Small Business Loans
These loans have been the go-to resource for small business owners for years. As such, they have continued to develop over time to embrace the needs of the modern business owner, so you get exactly what you need when you get your loan, from manageable interest rates and decent loan amounts and beyond. You’ll be getting a set amount, and an arrangement that contains little or no surprises down the road.
The only drawbacks tend to be the fact that repayment is necessary, and that sometimes it can be a bit difficult to get your hands on a loan in the modern economy.
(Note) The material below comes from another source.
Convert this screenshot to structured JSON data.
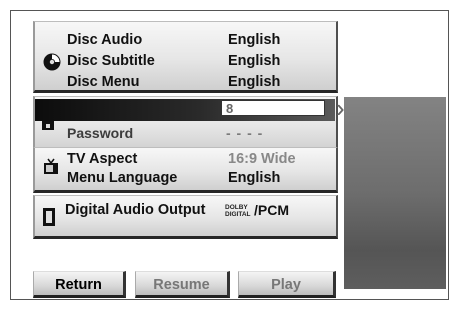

Crowdfunding has plenty of benefits. First off, it’s an excellent way to get funding straight from your prospective customer base, which allows you to check out interest in your product before investing a ton of your own money in it. This also allows you to get feedback on your product, which can help with development down the line.
However, there are a huge number of drawbacks when it comes to a crowdfunding project as well. First up are the hidden expenses associated with running an online campaign. Typically, if you’re using crowdfunding to fund your business, you’ll be working on an online platform. These typically charge fees that detract from your overall donations when your project comes to an end. Furthermore, you’ll likely be spending a good chunk of your cash on rewards for your backers, which further subtracts from your final total. This creates an immediate problem that, paired with the time and planning involved in running a successful online campaign, make using crowdfunding more problematic than you might have initially considered.
Both small business loans and crowdfunding have their own pros and cons, but when it comes to choosing which is best, the former certainly has less cons to worry about while you’re attempting to get your business moving.